University Law Center in Washington, DC. Yi is a native speaker of mandarin
Chinese. She speaks fluent English and basic French.
Shah & Associates reserves and holds for its own use, all rights provided
by the copyright law, including but not limited to distribution, producing
copies or reproducing, sales of this document.
rights reserved by Mona Shah & Associates©
Statistics report published by IIUSA dated March 2012.
Measures on the Administration of Intermediary Activities of the Exit and Entry
for Private Purposes, issued by The Ministry of Public Security and the State
Administration of Industry and Commerce, June 6, 2001.
§ 204.6(j)(3)(ii) personal tax returns including income, franchise, property
(whether real, personal, or intangible),or any other tax returns of any kind
filed within five years, with any taxing jurisdiction in or outside the United
States by or on behalf of the petitioner;
People's Republic of China Individual Income Tax Law, Article 8, Enacted by The
Tenth National People's Congress Standing Committee, XXXI Session (March 1,
Measures on Self-Declaration Rules for Individual Income Taxation, Article 2,
State Administration of Taxation (November 6, 2006)
Information from the official website of State Administration of Taxation: http://www.chinatax.gov.cn/n8136506/n8136593/n9947392/10525325.html
(Last retrieved May 26, 2012 materials in Chinese)
People's Republic of China Company Law, Article 26, Enacted by The Tenth
National People's Congress Standing Committee, XVIII Session (October 27, 2005)
Regulation of Sole Proprietorship in China, Article 2, State Council Executive Meeting 149th (November 1,
Regulation of Sole Proprietorship in China, Article 9, State Council Executive Meeting 149th (November 1,
Information from the official website of State Administration of Foreign Exchange:
(Last retrieved on May 26, 2012 materials in Chinese)
Temporary Measures regarding Individual Loan released by China Banking
Regulatory Commission (February 20, 2010).
Administrative Rules on RMB Bank Settlement Accounts, Article 11 released by
People's Bank of China (April 10, 2003).
People's Republic of China Property Law, Article 4, the Tenth National People's

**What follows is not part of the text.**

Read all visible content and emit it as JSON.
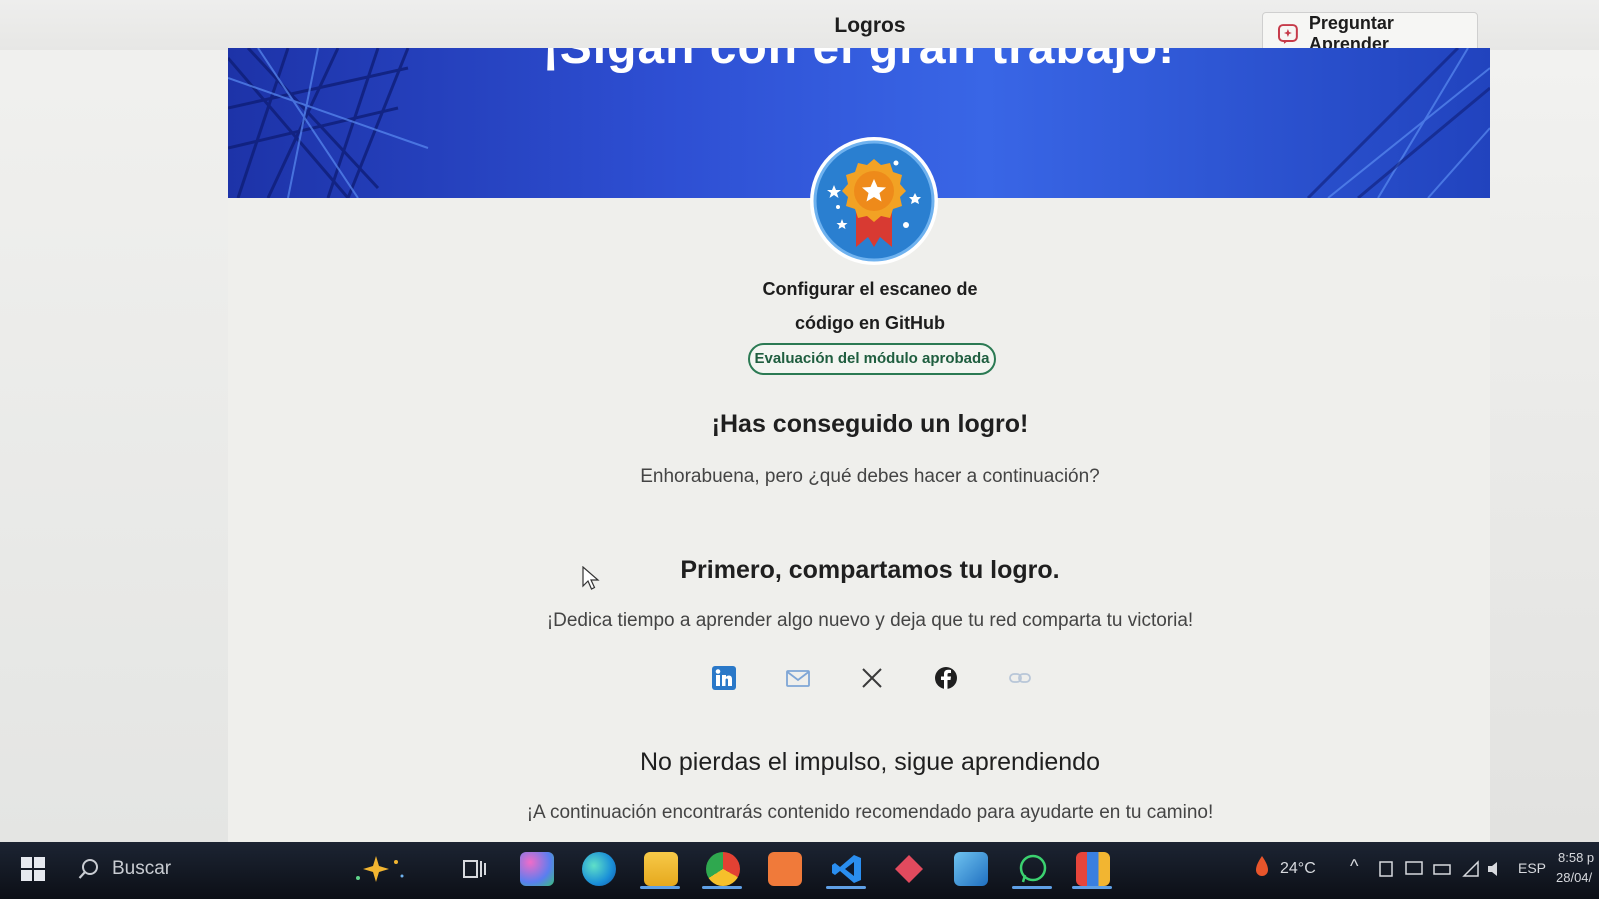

Congress Standing Committee, the V Session, (March 16, 2007).
Marriage Law of People's Republic of China, Amended in April 2001 the IX
National People's Congress Standing Committee, the XXI Conference, Chapter 3,